● Task material
☆ ☆ ☆

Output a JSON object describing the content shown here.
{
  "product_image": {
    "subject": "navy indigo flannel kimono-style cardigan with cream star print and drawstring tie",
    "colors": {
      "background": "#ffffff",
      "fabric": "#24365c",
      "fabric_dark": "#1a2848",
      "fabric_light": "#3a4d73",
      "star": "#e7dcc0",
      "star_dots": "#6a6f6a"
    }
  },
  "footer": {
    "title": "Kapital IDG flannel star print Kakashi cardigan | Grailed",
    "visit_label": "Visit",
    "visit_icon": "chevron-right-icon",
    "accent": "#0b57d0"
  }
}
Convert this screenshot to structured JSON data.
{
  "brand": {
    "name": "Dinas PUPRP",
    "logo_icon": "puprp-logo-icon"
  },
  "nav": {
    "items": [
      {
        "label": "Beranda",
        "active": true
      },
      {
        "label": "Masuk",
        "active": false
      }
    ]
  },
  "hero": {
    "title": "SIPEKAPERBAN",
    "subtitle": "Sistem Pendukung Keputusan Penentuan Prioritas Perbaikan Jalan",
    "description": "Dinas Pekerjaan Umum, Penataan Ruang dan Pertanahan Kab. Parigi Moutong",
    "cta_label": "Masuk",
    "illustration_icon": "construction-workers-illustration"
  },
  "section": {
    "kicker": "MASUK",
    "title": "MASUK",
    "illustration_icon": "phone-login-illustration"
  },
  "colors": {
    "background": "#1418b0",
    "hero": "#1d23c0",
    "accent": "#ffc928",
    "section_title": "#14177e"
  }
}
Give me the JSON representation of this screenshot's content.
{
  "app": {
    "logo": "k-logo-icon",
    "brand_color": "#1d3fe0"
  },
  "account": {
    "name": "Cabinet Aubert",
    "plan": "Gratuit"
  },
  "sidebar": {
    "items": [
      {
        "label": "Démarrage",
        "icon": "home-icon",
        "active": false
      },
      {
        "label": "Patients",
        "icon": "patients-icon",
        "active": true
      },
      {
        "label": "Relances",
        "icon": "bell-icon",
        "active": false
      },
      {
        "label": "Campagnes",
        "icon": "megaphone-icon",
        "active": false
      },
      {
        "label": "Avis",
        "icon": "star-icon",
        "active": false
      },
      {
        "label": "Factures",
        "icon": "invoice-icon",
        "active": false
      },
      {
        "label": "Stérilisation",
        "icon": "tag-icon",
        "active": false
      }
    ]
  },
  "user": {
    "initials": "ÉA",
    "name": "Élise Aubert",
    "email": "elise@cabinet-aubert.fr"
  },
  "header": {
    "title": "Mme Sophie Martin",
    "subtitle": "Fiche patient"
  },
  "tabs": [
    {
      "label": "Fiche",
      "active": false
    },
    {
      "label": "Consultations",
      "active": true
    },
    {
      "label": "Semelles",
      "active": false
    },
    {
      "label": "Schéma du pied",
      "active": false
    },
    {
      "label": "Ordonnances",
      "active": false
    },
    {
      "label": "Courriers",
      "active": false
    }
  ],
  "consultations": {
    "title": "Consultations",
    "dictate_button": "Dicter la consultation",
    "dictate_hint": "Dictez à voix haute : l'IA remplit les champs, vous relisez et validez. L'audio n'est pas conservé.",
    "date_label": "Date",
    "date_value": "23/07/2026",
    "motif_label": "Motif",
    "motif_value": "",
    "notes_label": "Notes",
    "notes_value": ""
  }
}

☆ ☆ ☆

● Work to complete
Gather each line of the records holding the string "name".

● Expected answer
    "name": "Dinas PUPRP",
    "name": "Cabinet Aubert",
    "name": "Élise Aubert",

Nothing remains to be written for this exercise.